What the exercise asks :: Your task is to write out every line of the data exactly. Drop the pictures.

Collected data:
#####
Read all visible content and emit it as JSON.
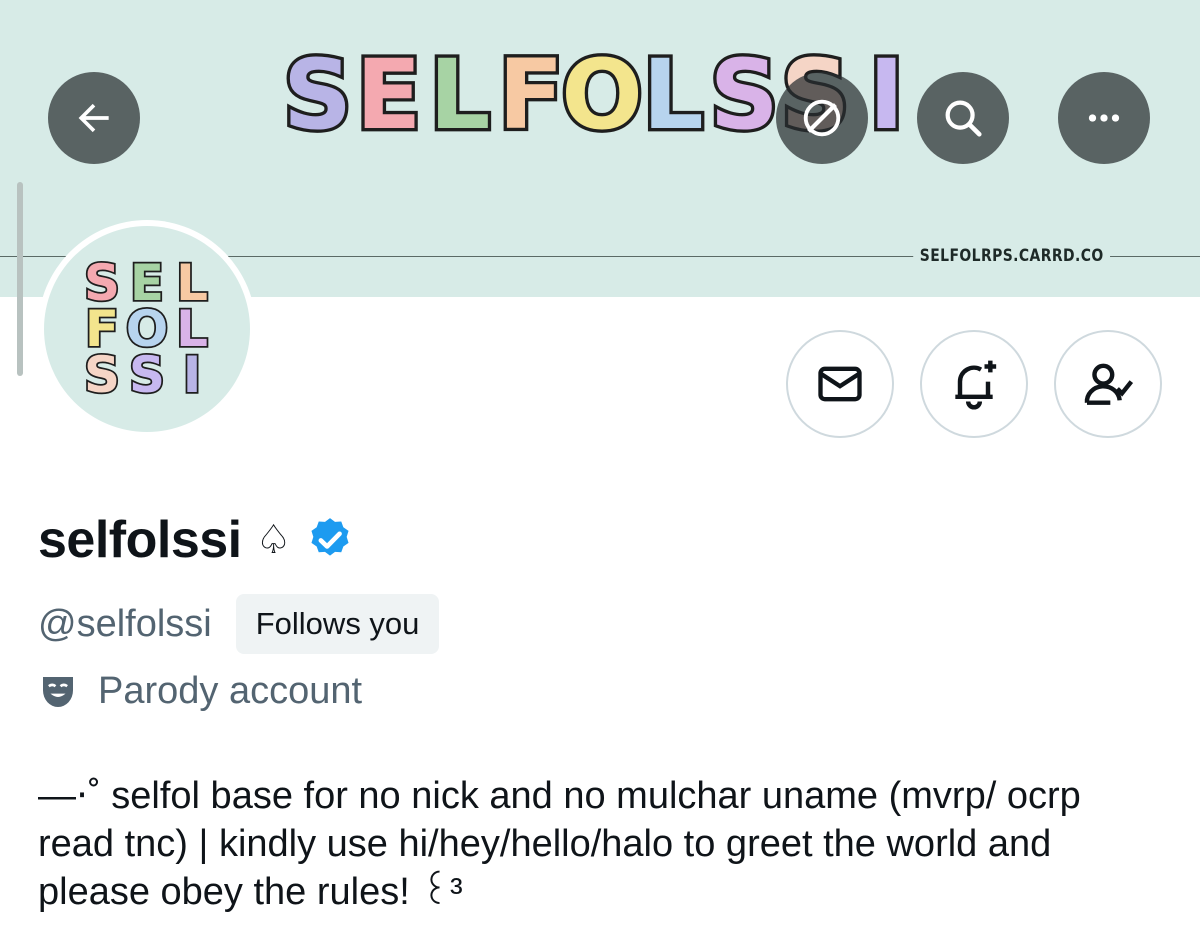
{
  "banner": {
    "logo_text": "SELFOLSSI",
    "url_text": "SELFOLRPS.CARRD.CO",
    "colors": [
      "#b8b4e6",
      "#f4a9b0",
      "#a7d3a4",
      "#f7c9a3",
      "#f3e58d",
      "#b7d4ee",
      "#d9b3e8",
      "#f5d5c6",
      "#c7b8f0"
    ]
  },
  "nav": {
    "back_icon": "arrow-left-icon",
    "hide_icon": "eye-slash-icon",
    "search_icon": "search-icon",
    "more_icon": "more-horizontal-icon"
  },
  "avatar": {
    "lines": [
      "SEL",
      "FOL",
      "SSI"
    ]
  },
  "actions": {
    "message_icon": "mail-icon",
    "notify_icon": "bell-plus-icon",
    "following_icon": "person-check-icon"
  },
  "profile": {
    "display_name": "selfolssi",
    "name_emoji": "♤",
    "handle": "@selfolssi",
    "follows_you": "Follows you",
    "parody_label": "Parody account",
    "bio": "—⋅˚ selfol base for no nick and no mulchar uname (mvrp/ ocrp read tnc) | kindly use hi/hey/hello/halo to greet the world and please obey the rules! ꒰³"
  },
  "theme": {
    "banner_bg": "#d7ebe7",
    "verified_blue": "#1d9bf0",
    "secondary_text": "#536471"
  }
}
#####
Task output ::
Read all visible content and emit it as JSON.
{
  "banner": {
    "logo_text": "SELFOLSSI",
    "url_text": "SELFOLRPS.CARRD.CO",
    "colors": [
      "#b8b4e6",
      "#f4a9b0",
      "#a7d3a4",
      "#f7c9a3",
      "#f3e58d",
      "#b7d4ee",
      "#d9b3e8",
      "#f5d5c6",
      "#c7b8f0"
    ]
  },
  "nav": {
    "back_icon": "arrow-left-icon",
    "hide_icon": "eye-slash-icon",
    "search_icon": "search-icon",
    "more_icon": "more-horizontal-icon"
  },
  "avatar": {
    "lines": [
      "SEL",
      "FOL",
      "SSI"
    ]
  },
  "actions": {
    "message_icon": "mail-icon",
    "notify_icon": "bell-plus-icon",
    "following_icon": "person-check-icon"
  },
  "profile": {
    "display_name": "selfolssi",
    "name_emoji": "♤",
    "handle": "@selfolssi",
    "follows_you": "Follows you",
    "parody_label": "Parody account",
    "bio": "—⋅˚ selfol base for no nick and no mulchar uname (mvrp/ ocrp read tnc) | kindly use hi/hey/hello/halo to greet the world and please obey the rules! ꒰³"
  },
  "theme": {
    "banner_bg": "#d7ebe7",
    "verified_blue": "#1d9bf0",
    "secondary_text": "#536471"
  }
}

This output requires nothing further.